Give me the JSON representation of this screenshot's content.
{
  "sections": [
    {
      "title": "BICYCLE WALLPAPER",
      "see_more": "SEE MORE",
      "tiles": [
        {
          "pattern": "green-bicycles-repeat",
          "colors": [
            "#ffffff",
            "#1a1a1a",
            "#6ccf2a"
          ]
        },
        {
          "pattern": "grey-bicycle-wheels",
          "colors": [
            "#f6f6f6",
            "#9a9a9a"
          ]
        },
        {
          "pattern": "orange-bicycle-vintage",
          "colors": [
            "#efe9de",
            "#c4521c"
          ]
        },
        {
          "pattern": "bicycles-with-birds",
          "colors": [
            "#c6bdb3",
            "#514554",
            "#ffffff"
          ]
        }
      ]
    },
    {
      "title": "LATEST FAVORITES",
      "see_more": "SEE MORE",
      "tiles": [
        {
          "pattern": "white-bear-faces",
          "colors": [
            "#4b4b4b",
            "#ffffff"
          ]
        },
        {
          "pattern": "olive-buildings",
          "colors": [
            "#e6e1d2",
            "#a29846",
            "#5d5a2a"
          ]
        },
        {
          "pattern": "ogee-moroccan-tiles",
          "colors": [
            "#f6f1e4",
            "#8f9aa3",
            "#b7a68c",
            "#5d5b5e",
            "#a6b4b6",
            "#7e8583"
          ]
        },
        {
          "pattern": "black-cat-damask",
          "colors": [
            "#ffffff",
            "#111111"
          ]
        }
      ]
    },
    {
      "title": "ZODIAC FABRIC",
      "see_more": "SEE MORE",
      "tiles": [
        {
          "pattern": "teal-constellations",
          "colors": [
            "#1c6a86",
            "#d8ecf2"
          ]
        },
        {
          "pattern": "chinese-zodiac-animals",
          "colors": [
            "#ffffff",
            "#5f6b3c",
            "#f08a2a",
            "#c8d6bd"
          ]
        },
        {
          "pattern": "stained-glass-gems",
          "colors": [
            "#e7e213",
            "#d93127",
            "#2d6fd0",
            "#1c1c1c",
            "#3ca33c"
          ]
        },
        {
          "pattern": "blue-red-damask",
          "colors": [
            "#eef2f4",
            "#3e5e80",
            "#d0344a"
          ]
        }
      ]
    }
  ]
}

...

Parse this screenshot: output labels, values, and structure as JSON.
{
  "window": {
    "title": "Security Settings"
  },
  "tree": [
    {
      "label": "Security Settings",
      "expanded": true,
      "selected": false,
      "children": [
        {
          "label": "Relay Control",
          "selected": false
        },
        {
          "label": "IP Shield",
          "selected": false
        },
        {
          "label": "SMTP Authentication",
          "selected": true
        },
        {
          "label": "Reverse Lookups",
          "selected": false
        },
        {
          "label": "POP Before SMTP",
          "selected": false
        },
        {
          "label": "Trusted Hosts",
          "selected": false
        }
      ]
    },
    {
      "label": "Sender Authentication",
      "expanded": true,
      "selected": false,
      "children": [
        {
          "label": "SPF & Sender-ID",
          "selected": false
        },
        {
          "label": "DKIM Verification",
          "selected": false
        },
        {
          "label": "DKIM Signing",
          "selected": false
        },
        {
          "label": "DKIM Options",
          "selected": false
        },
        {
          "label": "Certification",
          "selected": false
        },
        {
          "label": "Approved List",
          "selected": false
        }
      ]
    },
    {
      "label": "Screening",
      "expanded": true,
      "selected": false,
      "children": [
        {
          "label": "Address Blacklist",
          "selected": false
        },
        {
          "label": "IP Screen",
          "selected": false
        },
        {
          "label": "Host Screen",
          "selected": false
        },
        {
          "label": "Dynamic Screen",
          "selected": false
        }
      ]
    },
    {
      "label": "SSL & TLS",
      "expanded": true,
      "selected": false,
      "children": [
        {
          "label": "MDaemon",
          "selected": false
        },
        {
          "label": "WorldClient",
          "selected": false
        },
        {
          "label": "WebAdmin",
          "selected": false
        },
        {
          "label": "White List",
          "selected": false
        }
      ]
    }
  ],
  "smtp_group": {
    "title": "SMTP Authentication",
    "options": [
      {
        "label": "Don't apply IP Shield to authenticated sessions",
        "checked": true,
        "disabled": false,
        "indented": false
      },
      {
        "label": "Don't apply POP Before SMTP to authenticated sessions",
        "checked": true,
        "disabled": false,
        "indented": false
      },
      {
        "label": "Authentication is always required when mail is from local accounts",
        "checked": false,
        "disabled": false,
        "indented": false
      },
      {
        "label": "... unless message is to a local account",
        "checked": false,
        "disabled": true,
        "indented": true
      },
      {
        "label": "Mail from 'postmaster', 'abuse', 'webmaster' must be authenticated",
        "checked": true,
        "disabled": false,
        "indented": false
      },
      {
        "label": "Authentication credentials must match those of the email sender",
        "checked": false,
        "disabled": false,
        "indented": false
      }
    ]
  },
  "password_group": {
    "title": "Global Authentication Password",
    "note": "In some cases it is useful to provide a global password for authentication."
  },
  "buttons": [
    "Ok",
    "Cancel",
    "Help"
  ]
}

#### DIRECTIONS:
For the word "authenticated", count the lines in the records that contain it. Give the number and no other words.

#### EXERCISE RESPONSE:
3